Ultimately, Israeli leaders will insist they have no obligations but to their own people. They will disregard intensifying frustration with their actions because Israel’s security is an Israeli matter. But how true is that? If Iran acquires nuclear weapons, Israeli security will be more closely tied in with that of the United States. Any American regional nuclear umbrella will also cover Israel, regardless of Israel’s nuclear arsenal. As for the Palestinians, their problem has never been more internationalized – its repercussions felt in countless foreign capitals. Palestinian statehood may be debated at the United Nations in the not too distant future. Israel’s latitude to pursue containable unilateral steps is diminishing because the Middle East’s dynamics now have an impact in so many countries.
A more disturbing thought is that any solution to the Palestinian-Israeli conflict is long gone, making this entire discussion pointless. In that reading, the Palestinians have time in their favor, as they will form a numerical majority over the Jews before long. Therefore, all we can really look forward to is open-ended armed hostility, again lasting generations. That may be too bleak an evaluation. Then again it may not be.
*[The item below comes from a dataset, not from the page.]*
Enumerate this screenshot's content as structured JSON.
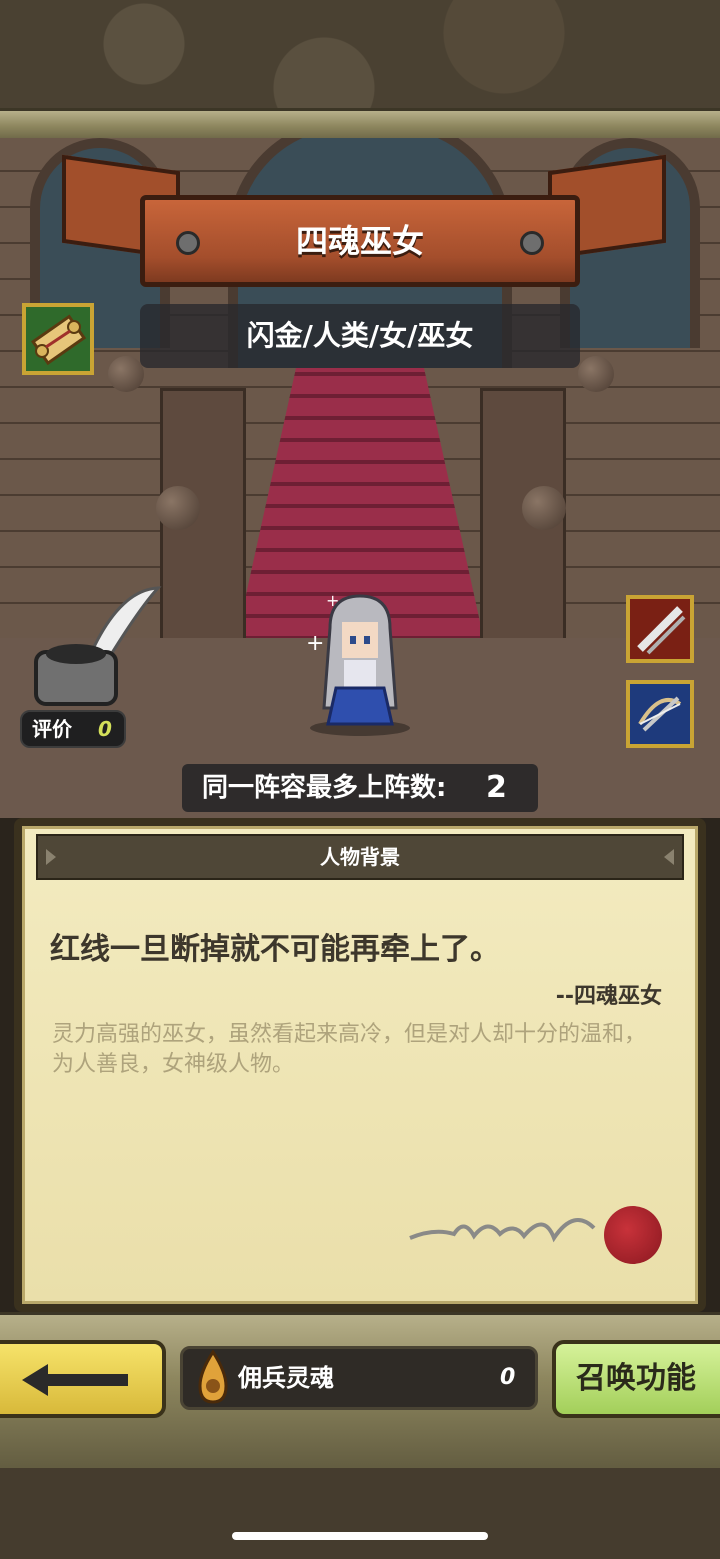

Interestingly, I find not much to argue with in this well-written piece. We are well aware of the price paid for past and present decisions, each made on the basis of facts at the time. My own personal feelings are so coloured by real-life interaction with our morally bankrupt 'cousins', theft, lies, big and small, promises meant to be broken, evil and reprehensible media-propaganda from Egypt, Lebanon, and Turkey. Our perceived 'arrogance' in defending basic rights to exist against brain-dead pathological and diabolical forces on every border is understandable, at least to me and my children in the army who, in a perfect world would be otherwise pursuing careers in universities. Perhaps move the discussion to the subject of, say, the Taliban, who are equally keen on making a wasteland of a once-paradise. We've seen what Jordan wreaked during their period of 'responsibility' for parts of Jerusalem. Broken tombstones, desecrated holy places. Why would anyone putatively sane give such creatures a second chance? One Chamberlain was quite enough, and the UK will surely pay, in due time, for their head in the sand. The scum-bag we may have dealt with in Dubai had long-since given up his right to live in the community of honourable men. Once again, a thoughtful article describing very well a painful and almost intractable situation. Thank you for posting it/ js, tel aviv